Celebrating Women- Women’s History Month

Kirsten Book

Kirsten Book, FNP-BC, PMHNP-BC

Women, if the soul of the nation is to be saved, I believe you must become its soul.
— Coretta Scott King

The History 

Women’s History Month is a celebration of women’s contributions to history, culture, and our overall society. As women, we carry an indispensable heritage from which we can draw pride, love, comfort, and courage in helping future women develop a long term vision of independence, autonomy, and respect. 

In the United States, Women’s History Month traces its beginnings back to the first International Women’s Day in 1911. The holiday had largely been forgotten until the late 1960’s, when a female activist organized a march in Berkeley, CA on International Women’s Day, March 8th, 1969. 

President Carter issued the first Presidential Proclamation declaring the Week of March 8th, 1980 as National Women’s History Week. The U.S. Congress followed suit the next year and passed a resolution establishing the week as a national celebration. Six years later, Congress expanded the national event to cover the entire month of March. 

The Present

The 2023 theme is “Celebrating Women Who Tell Our Stories.” This theme recognizes “women, past and present, who have been active in all forms of media and storytelling including print, radio, TV, stage, screen, blogs, podcasts, news, and social media.”

The community of eating disorder treatment is filled with talented, courageous, and innovative women who are working to change the field for the better everyday. The goal is to embody a more diverse representative team and to challenge any stereotypes around individuals who treat eating disorders, but also who are suffering from an eating disorder. 

Women’s Heritage Month helps remind us to continue to fight for equitable and effective eating disorder treatment for all. During this month, it is important to celebrate all the women in your life and stop to ask them how they are prioritizing their own mental health.
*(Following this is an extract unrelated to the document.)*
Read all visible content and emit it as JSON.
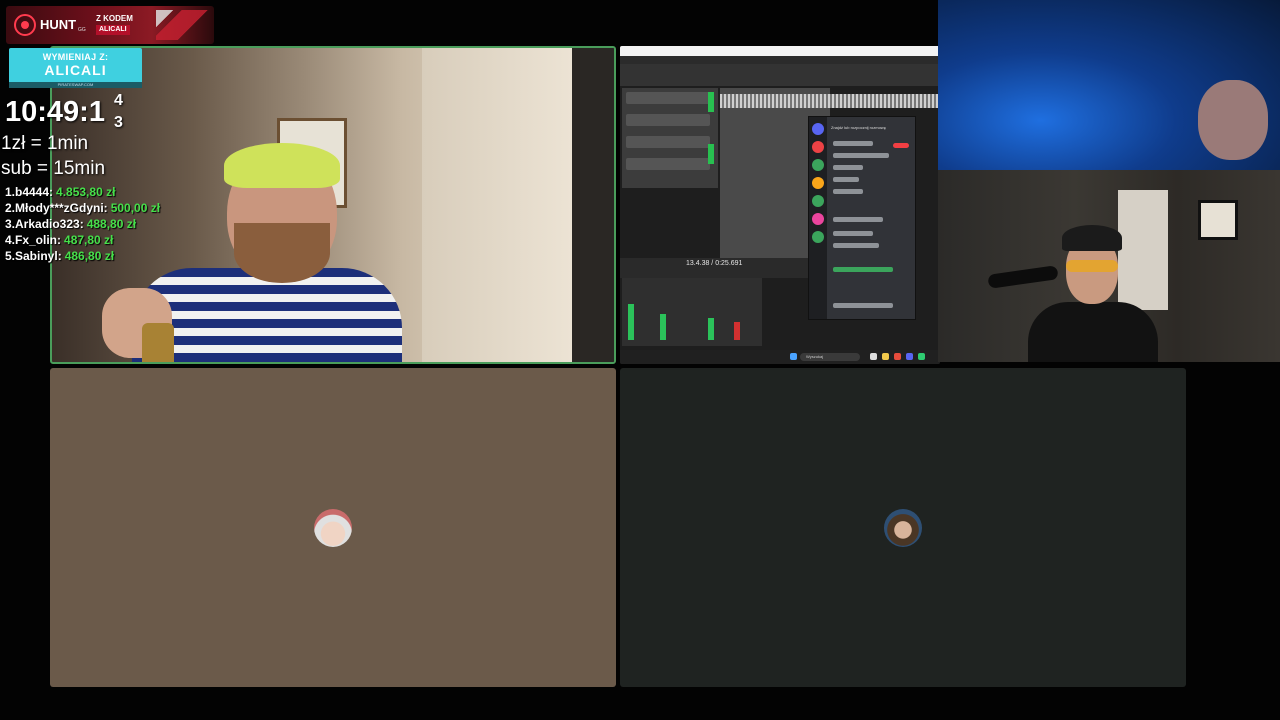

As women, we often are the caregivers to our families and friends, yet often we may overlook our own emotional, physical, and spiritual health at times. Our health is essential to our well-being and has an impact on our future legacies. Ensure the women in your life have the tools needed to put themselves first. 

Check on the women in your life today and acknowledge their trials, tribulations, and celebrate their successes, no matter how small they may seem. In order to celebrate Women’s History Day we must take care of ourselves in order to show up as the best version of ourselves. Here are some ways we can assess if another woman is indeed, putting her needs first:
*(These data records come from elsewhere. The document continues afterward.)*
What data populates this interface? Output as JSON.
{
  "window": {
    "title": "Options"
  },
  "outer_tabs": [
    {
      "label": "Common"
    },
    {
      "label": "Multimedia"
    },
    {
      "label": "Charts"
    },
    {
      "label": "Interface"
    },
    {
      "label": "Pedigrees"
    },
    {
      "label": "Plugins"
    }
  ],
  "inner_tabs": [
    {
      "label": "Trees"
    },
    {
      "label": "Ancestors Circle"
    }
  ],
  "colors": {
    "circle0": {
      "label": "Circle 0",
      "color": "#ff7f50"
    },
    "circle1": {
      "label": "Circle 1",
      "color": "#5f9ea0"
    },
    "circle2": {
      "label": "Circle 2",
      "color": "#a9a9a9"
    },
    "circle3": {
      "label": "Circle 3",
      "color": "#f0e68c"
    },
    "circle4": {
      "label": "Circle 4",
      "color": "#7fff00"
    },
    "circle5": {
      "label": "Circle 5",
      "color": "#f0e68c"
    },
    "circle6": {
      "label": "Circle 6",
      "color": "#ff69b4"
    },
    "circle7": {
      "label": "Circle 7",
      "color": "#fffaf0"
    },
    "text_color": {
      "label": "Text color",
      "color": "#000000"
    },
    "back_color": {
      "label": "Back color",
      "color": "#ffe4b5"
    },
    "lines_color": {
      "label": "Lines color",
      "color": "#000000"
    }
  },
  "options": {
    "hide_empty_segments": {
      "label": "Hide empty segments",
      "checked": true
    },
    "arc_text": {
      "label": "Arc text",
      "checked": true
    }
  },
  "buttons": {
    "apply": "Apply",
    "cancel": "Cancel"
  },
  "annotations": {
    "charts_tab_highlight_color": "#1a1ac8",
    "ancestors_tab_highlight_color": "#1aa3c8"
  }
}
  • Getting restful sleep (7-9 hours) nightly
  • Practicing self care daily: meditation, yoga, writing, reading, hobbies
  • Nourish your body
  • Move your body (as advised by doctor)
  • Finding a “tribe” of other women to be vulnerable with
  • Find therapeutic support in a way that is helpful to you
  • Surround yourself with positive, authentic friends/family that lift you up
  • Set healthy boundaries when needed
  • Drink more water
  • When all else fails, maintain a positive attitude and practice gratitude 

Kirsten Book, FNP-BC, PMHNP-BC, is a dual board-certified family nurse practitioner and psychiatric nurse practitioner who specializes in treating adolescents and adults struggling with eating disorders, substance use, and co-occurring disorders. Not only does Kirsten have the education and clinical experience, but she also is in recovery from an eating disorder. She uses her own personal experience to draw empathy, compassion, and humility when working with her patients. Kirsten has the unique opportunity to help improve an individual’s mental health, by not only utilizing medications and psychotherapy, but also by instilling hope, which she believes is just as powerful and effective as what any medication can do. Kirsten has an outpatient private practice in Chicago, Illinois. She also is licensed to practice in Arizona and Washington. Kirsten is also the Medical Liaison for IADEP (International Association for Eating Disorder Professionals), and she speaks at local schools to help educate the adolescents and staff about eating disorder prevention and treatment.